TRY IT: Every entry below should be copied exactly, minus the pictures.

RECORDS FOR THE TASK:
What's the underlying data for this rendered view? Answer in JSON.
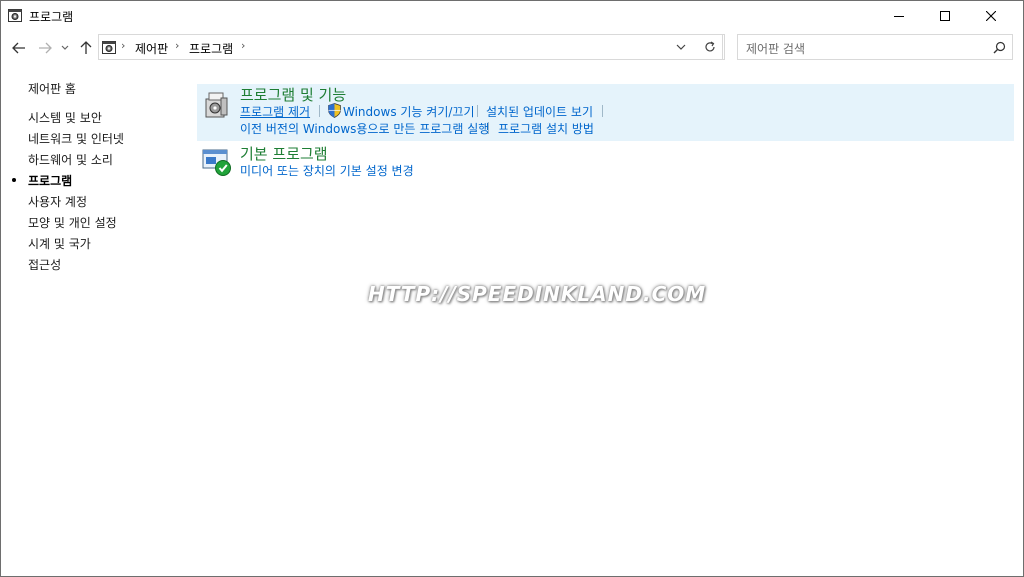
{
  "window": {
    "title": "프로그램"
  },
  "address": {
    "crumbs": [
      "제어판",
      "프로그램"
    ]
  },
  "search": {
    "placeholder": "제어판 검색"
  },
  "leftnav": {
    "home": "제어판 홈",
    "items": [
      {
        "label": "시스템 및 보안",
        "active": false
      },
      {
        "label": "네트워크 및 인터넷",
        "active": false
      },
      {
        "label": "하드웨어 및 소리",
        "active": false
      },
      {
        "label": "프로그램",
        "active": true
      },
      {
        "label": "사용자 계정",
        "active": false
      },
      {
        "label": "모양 및 개인 설정",
        "active": false
      },
      {
        "label": "시계 및 국가",
        "active": false
      },
      {
        "label": "접근성",
        "active": false
      }
    ]
  },
  "main": {
    "categories": [
      {
        "title": "프로그램 및 기능",
        "links": [
          "프로그램 제거",
          "Windows 기능 켜기/끄기",
          "설치된 업데이트 보기",
          "이전 버전의 Windows용으로 만든 프로그램 실행",
          "프로그램 설치 방법"
        ]
      },
      {
        "title": "기본 프로그램",
        "links": [
          "미디어 또는 장치의 기본 설정 변경"
        ]
      }
    ]
  },
  "watermark": "HTTP://SPEEDINKLAND.COM",
  "colors": {
    "category_title": "#1e7e34",
    "link": "#0066cc",
    "highlight": "#e5f3fb"
  }
}
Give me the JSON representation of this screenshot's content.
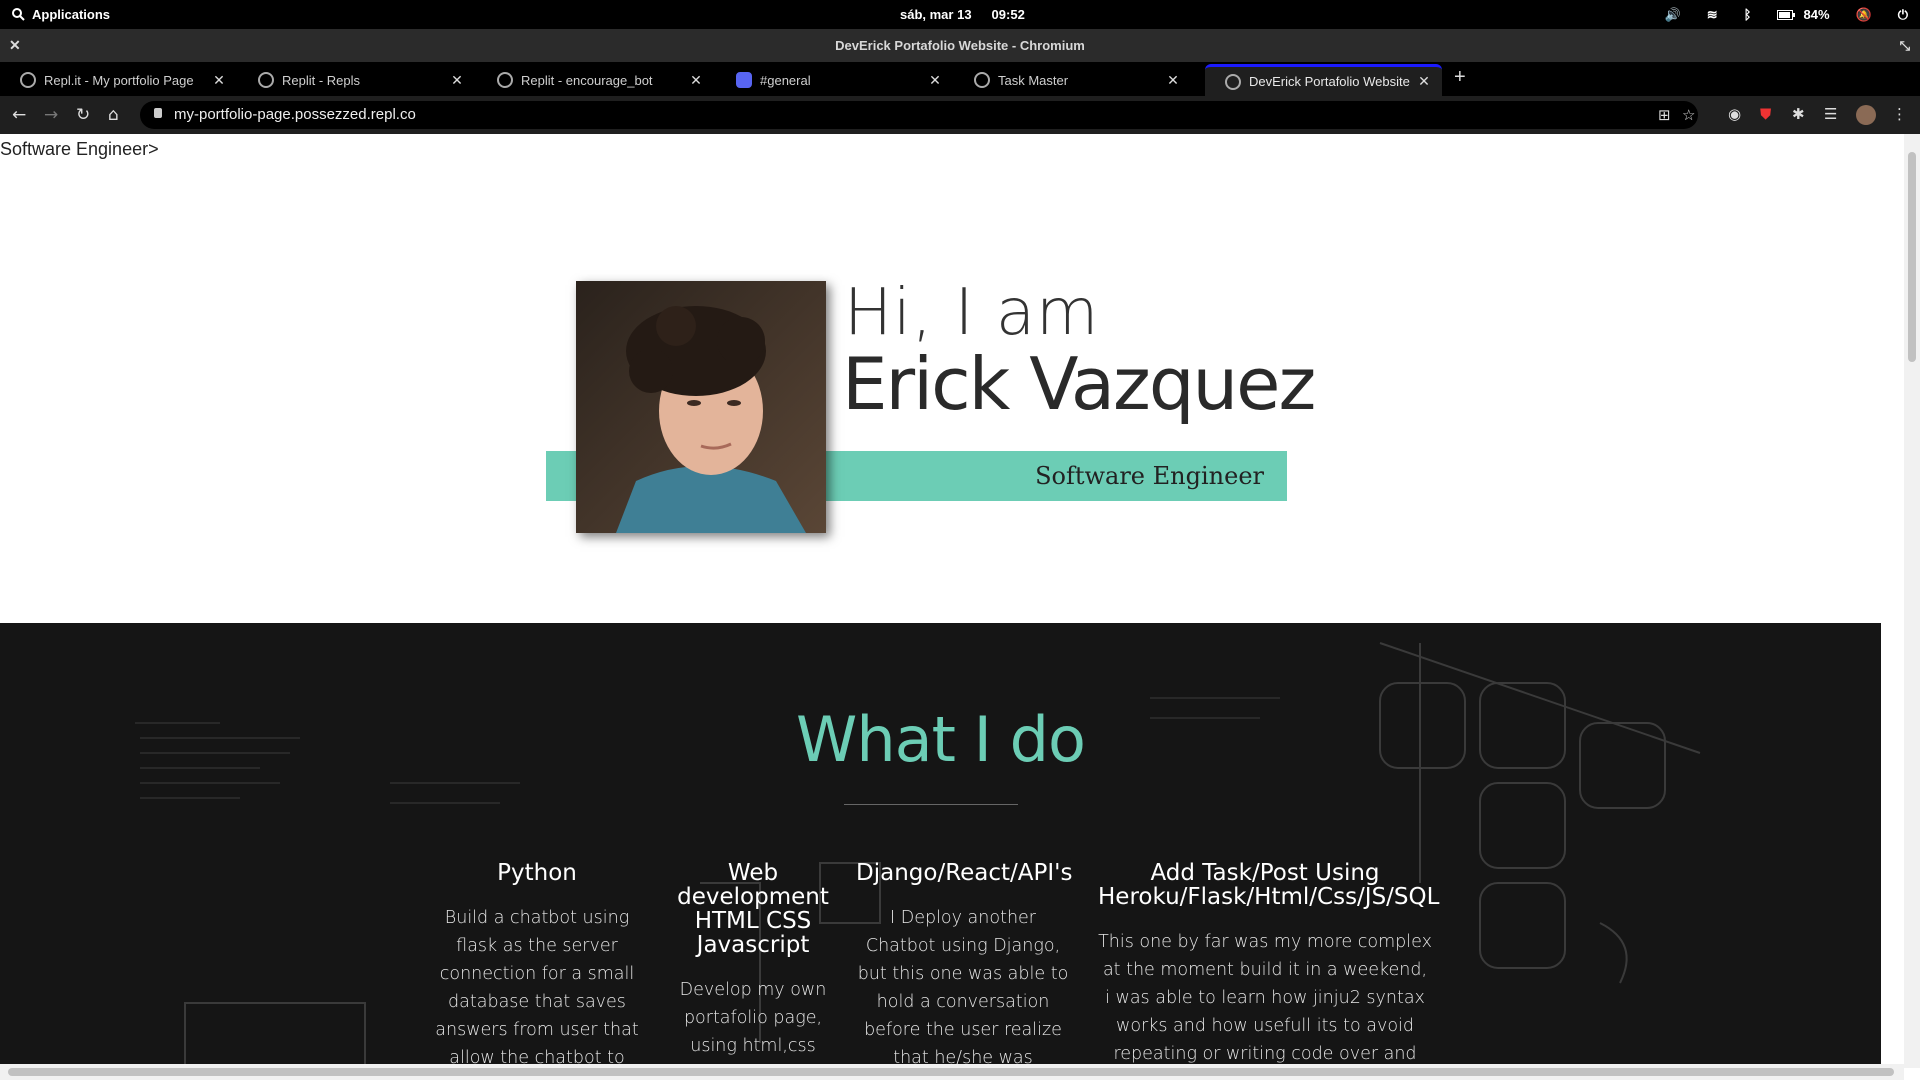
{
  "system": {
    "apps_label": "Applications",
    "date": "sáb, mar 13",
    "time": "09:52",
    "battery": "84%"
  },
  "window": {
    "title": "DevErick Portafolio Website - Chromium"
  },
  "tabs": [
    {
      "label": "Repl.it - My portfolio Page"
    },
    {
      "label": "Replit - Repls"
    },
    {
      "label": "Replit - encourage_bot"
    },
    {
      "label": "#general"
    },
    {
      "label": "Task Master"
    },
    {
      "label": "DevErick Portafolio Website"
    }
  ],
  "toolbar": {
    "url": "my-portfolio-page.possezzed.repl.co"
  },
  "page": {
    "glitch_text": "Software Engineer>",
    "hero": {
      "greeting": "Hi, I am",
      "name": "Erick Vazquez",
      "role": "Software Engineer"
    },
    "section": {
      "title": "What I do",
      "items": [
        {
          "title": "Python",
          "body": "Build a chatbot using flask as the server connection for a small database that saves answers from user that allow the chatbot to respond in a better and"
        },
        {
          "title": "Web development HTML CSS Javascript",
          "body": "Develop my own portafolio page, using html,css"
        },
        {
          "title": "Django/React/API's",
          "body": "I Deploy another Chatbot using Django, but this one was able to hold a conversation before the user realize that he/she was speaking with a bot"
        },
        {
          "title": "Add Task/Post Using Heroku/Flask/Html/Css/JS/SQL",
          "body": "This one by far was my more complex at the moment build it in a weekend, i was able to learn how jinju2 syntax works and how usefull its to avoid repeating or writing code over and over, also was"
        }
      ]
    }
  },
  "colors": {
    "accent": "#6ccdb5",
    "dark_section": "#151515",
    "active_tab_indicator": "#1a1aff"
  }
}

EXERCISE ANSWER:
What's the underlying data for this rendered view? Answer in JSON.
{
  "window": {
    "title": "프로그램"
  },
  "address": {
    "crumbs": [
      "제어판",
      "프로그램"
    ]
  },
  "search": {
    "placeholder": "제어판 검색"
  },
  "leftnav": {
    "home": "제어판 홈",
    "items": [
      {
        "label": "시스템 및 보안",
        "active": false
      },
      {
        "label": "네트워크 및 인터넷",
        "active": false
      },
      {
        "label": "하드웨어 및 소리",
        "active": false
      },
      {
        "label": "프로그램",
        "active": true
      },
      {
        "label": "사용자 계정",
        "active": false
      },
      {
        "label": "모양 및 개인 설정",
        "active": false
      },
      {
        "label": "시계 및 국가",
        "active": false
      },
      {
        "label": "접근성",
        "active": false
      }
    ]
  },
  "main": {
    "categories": [
      {
        "title": "프로그램 및 기능",
        "links": [
          "프로그램 제거",
          "Windows 기능 켜기/끄기",
          "설치된 업데이트 보기",
          "이전 버전의 Windows용으로 만든 프로그램 실행",
          "프로그램 설치 방법"
        ]
      },
      {
        "title": "기본 프로그램",
        "links": [
          "미디어 또는 장치의 기본 설정 변경"
        ]
      }
    ]
  },
  "watermark": "HTTP://SPEEDINKLAND.COM",
  "colors": {
    "category_title": "#1e7e34",
    "link": "#0066cc",
    "highlight": "#e5f3fb"
  }
}
Give me the JSON representation of this screenshot's content.
{
  "system": {
    "apps_label": "Applications",
    "date": "sáb, mar 13",
    "time": "09:52",
    "battery": "84%"
  },
  "window": {
    "title": "DevErick Portafolio Website - Chromium"
  },
  "tabs": [
    {
      "label": "Repl.it - My portfolio Page"
    },
    {
      "label": "Replit - Repls"
    },
    {
      "label": "Replit - encourage_bot"
    },
    {
      "label": "#general"
    },
    {
      "label": "Task Master"
    },
    {
      "label": "DevErick Portafolio Website"
    }
  ],
  "toolbar": {
    "url": "my-portfolio-page.possezzed.repl.co"
  },
  "page": {
    "glitch_text": "Software Engineer>",
    "hero": {
      "greeting": "Hi, I am",
      "name": "Erick Vazquez",
      "role": "Software Engineer"
    },
    "section": {
      "title": "What I do",
      "items": [
        {
          "title": "Python",
          "body": "Build a chatbot using flask as the server connection for a small database that saves answers from user that allow the chatbot to respond in a better and"
        },
        {
          "title": "Web development HTML CSS Javascript",
          "body": "Develop my own portafolio page, using html,css"
        },
        {
          "title": "Django/React/API's",
          "body": "I Deploy another Chatbot using Django, but this one was able to hold a conversation before the user realize that he/she was speaking with a bot"
        },
        {
          "title": "Add Task/Post Using Heroku/Flask/Html/Css/JS/SQL",
          "body": "This one by far was my more complex at the moment build it in a weekend, i was able to learn how jinju2 syntax works and how usefull its to avoid repeating or writing code over and over, also was"
        }
      ]
    }
  },
  "colors": {
    "accent": "#6ccdb5",
    "dark_section": "#151515",
    "active_tab_indicator": "#1a1aff"
  }
}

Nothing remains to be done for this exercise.